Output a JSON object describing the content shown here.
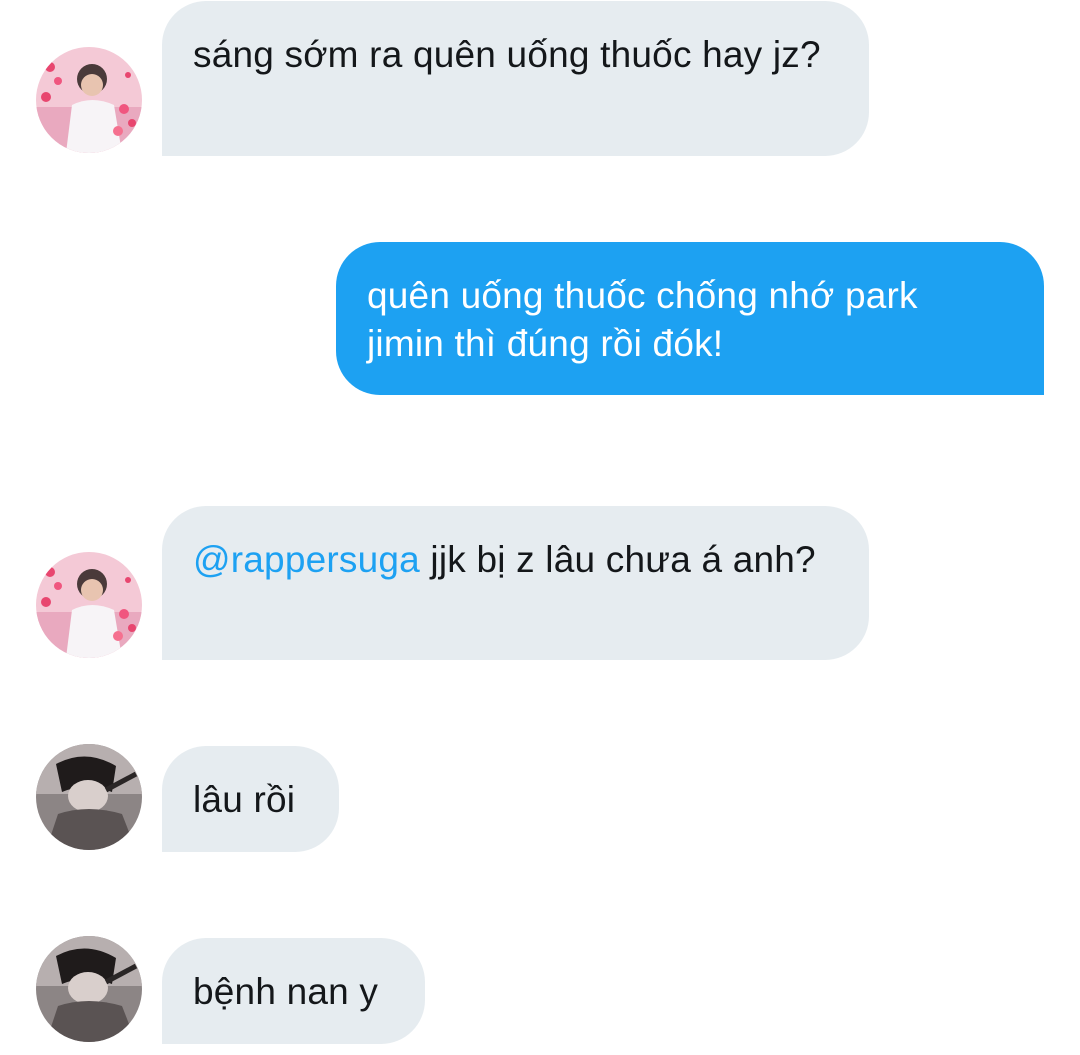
{
  "messages": [
    {
      "sender_avatar": "pink-heart-photo-avatar",
      "direction": "incoming",
      "text": "sáng sớm ra quên uống thuốc hay jz?"
    },
    {
      "direction": "outgoing",
      "text": "quên uống thuốc chống nhớ park jimin thì đúng rồi đók!"
    },
    {
      "sender_avatar": "pink-heart-photo-avatar",
      "direction": "incoming",
      "mention": "@rappersuga",
      "text": " jjk bị z lâu chưa á anh?"
    },
    {
      "sender_avatar": "dark-photo-avatar",
      "direction": "incoming",
      "text": "lâu rồi"
    },
    {
      "sender_avatar": "dark-photo-avatar",
      "direction": "incoming",
      "text": "bệnh nan y"
    }
  ],
  "colors": {
    "incoming_bubble": "#e6ecf0",
    "outgoing_bubble": "#1da1f2",
    "mention": "#1da1f2",
    "text_dark": "#14171a"
  }
}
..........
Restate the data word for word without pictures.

Output a JSON object describing the content shown here.
{
  "messages": [
    {
      "sender_avatar": "pink-heart-photo-avatar",
      "direction": "incoming",
      "text": "sáng sớm ra quên uống thuốc hay jz?"
    },
    {
      "direction": "outgoing",
      "text": "quên uống thuốc chống nhớ park jimin thì đúng rồi đók!"
    },
    {
      "sender_avatar": "pink-heart-photo-avatar",
      "direction": "incoming",
      "mention": "@rappersuga",
      "text": " jjk bị z lâu chưa á anh?"
    },
    {
      "sender_avatar": "dark-photo-avatar",
      "direction": "incoming",
      "text": "lâu rồi"
    },
    {
      "sender_avatar": "dark-photo-avatar",
      "direction": "incoming",
      "text": "bệnh nan y"
    }
  ],
  "colors": {
    "incoming_bubble": "#e6ecf0",
    "outgoing_bubble": "#1da1f2",
    "mention": "#1da1f2",
    "text_dark": "#14171a"
  }
}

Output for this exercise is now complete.